The IEP From A to Z: How to Create Meaningful and Measurable Goals and Objectives
[ Authors: Diane Twachtman-Cullen & Jennifer Twachtman-Bassett ]
Do I recommend this book? ON THE FENCE.
This book was written by SLPs and is very educational. The first couple of chapters are like reading the IDEA law, which I didn’t personally care for. When I read a book, I want to be informed in layman’s terms, BUT reading this book gave me an entirely new outlook into how parents feel when they attend IEP meetings.
With that being said, I did learn a lot from the book in terms of how to write IEP goals and objectives according to the IDEA law. The book also did a nice job of comparing how all of the different parts really are dependent upon one another for a successful and measurable IEP.
Disrupting Thinking: Why How We Read Matters
[ Authors: Kylene Beers & Robert E. Probst]
Do I recommend this book? Yes.
I saw a bunch of teachers posting about this book on Instagram over the summer, so I wanted to read it too. If you teaching reading and/or language arts in your classroom, you absolutely need to read this book.
The BHH technique is simple yet seems super effective for students in helping them get more meaning and enjoyment out of learning.
The Everything Parent’s Guide to Special Education: A Complete Step-by-Step Guide to Advocating for Your Child with Special Needs
[ Author: Amanda Morin ]
The Special Needs School Survival Guide – Handbook for Autism, Sensory Processing Disorder, ADHD, Learning Disabilities & More!
[ Author: Cara Koscinski – The Pocket OT ]
Do I recommend this book?

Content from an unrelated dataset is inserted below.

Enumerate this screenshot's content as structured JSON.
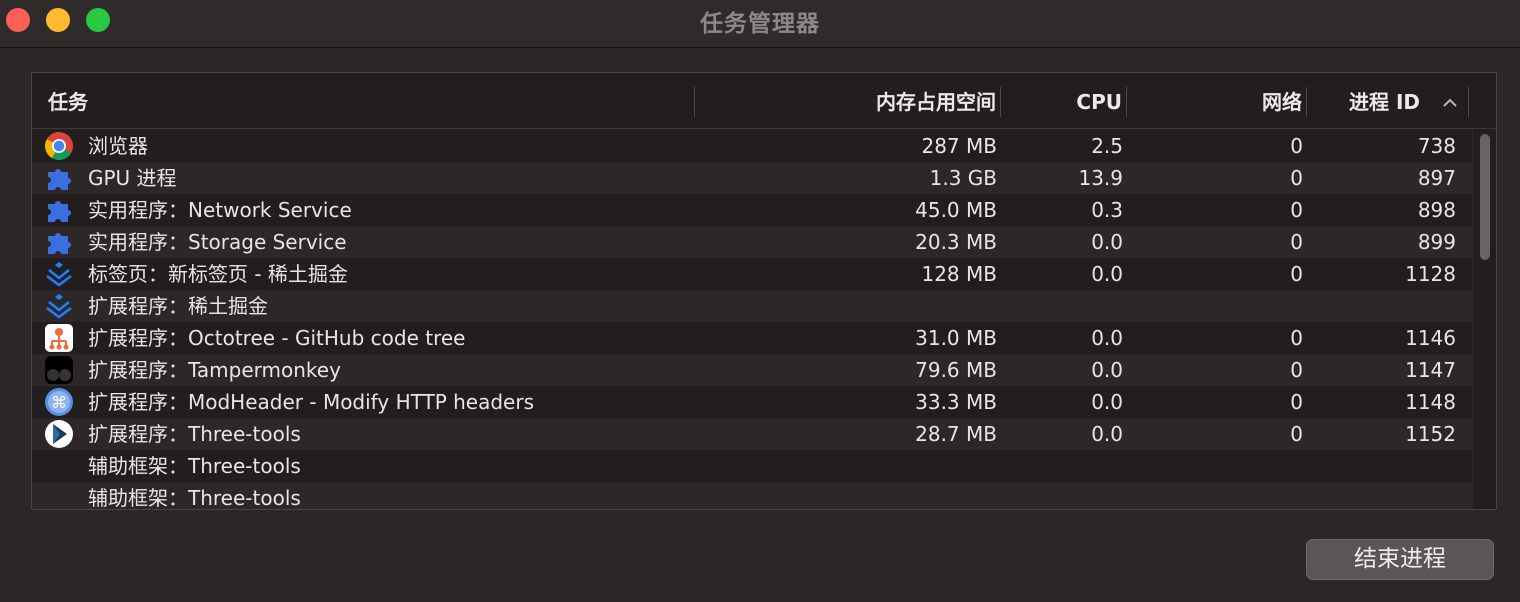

YES, absolutely!
This is the first book I started with, and I absolutely recommend it to ANY teacher, service provider, or parent of a child with special needs. It is a quick read, with language that parents understand.
It begins with explaining what an IEP is and what all of an IEP entails. Not only does it give definitions and examples of what different therapies look like in schools, it gives activity ideas for teachers and parents to try with the child.
But what I appreciate most about this book is that it is, again, written in language that parents understand. SPED teachers speak in a special lingo, and this book does a fabulous job of breaking it down for everyone to understand, with actionable recommendations to help our kiddos.
All About IEPs: Answers to Frequently Asked Questions About IEPs
[ Authors: Peter W. D. Wright, Pamela Darr Wright, Sandra Webb O’Connor ]
Do I recommend this book? YES!
I absolutely recommend this book for parents (teachers, too… but it’s fabulous for parents). It goes through the process of obtaining special needs services for your child, giving you pointers and reminders, as well as advice for making the IEP meeting less stressful and intimidating.
If you are a parent of a child with special needs, you NEED this book.
As a teacher, I really enjoyed reading this because it helped me garner a more professional and helpful look at how and what a parent may be thinking during the whole process, throughout the school year, and at different points in the annual ARD meeting process.
If you a first year teacher, or even a veteran teacher who is wanting to gain the perspective of a parent, this book is your key.
Nonverbal Learning Disorder: Understanding and Coping with NLD and Asperger’s – What Parents and Teachers Need to Know
[ Author: Rondalyn Varney Whitney ]
The Incredible 5-Point Scale: Assisting Students in Understanding Social Interactions and Controlling Their Emotional Responses
[ Authors: Kari Dunn Buron & Mitzi Curtis ]
IDEA The Everyday Guide to Special Education Law: A Handbook for Parents, Teachers, and Other Professionals THIRD EDITION
[ Author: Randy Chapman ]
The Survival Guide for Kids with LD* (*Learning Differences)
[ Author: Rhoda Cummings ]
If you’re looking for books for kids to start conversations about disabilities and differences, you will appreciate this growing list of 60+ children’s books.
What books should be added to this growing list? Let me know by leaving a comment below.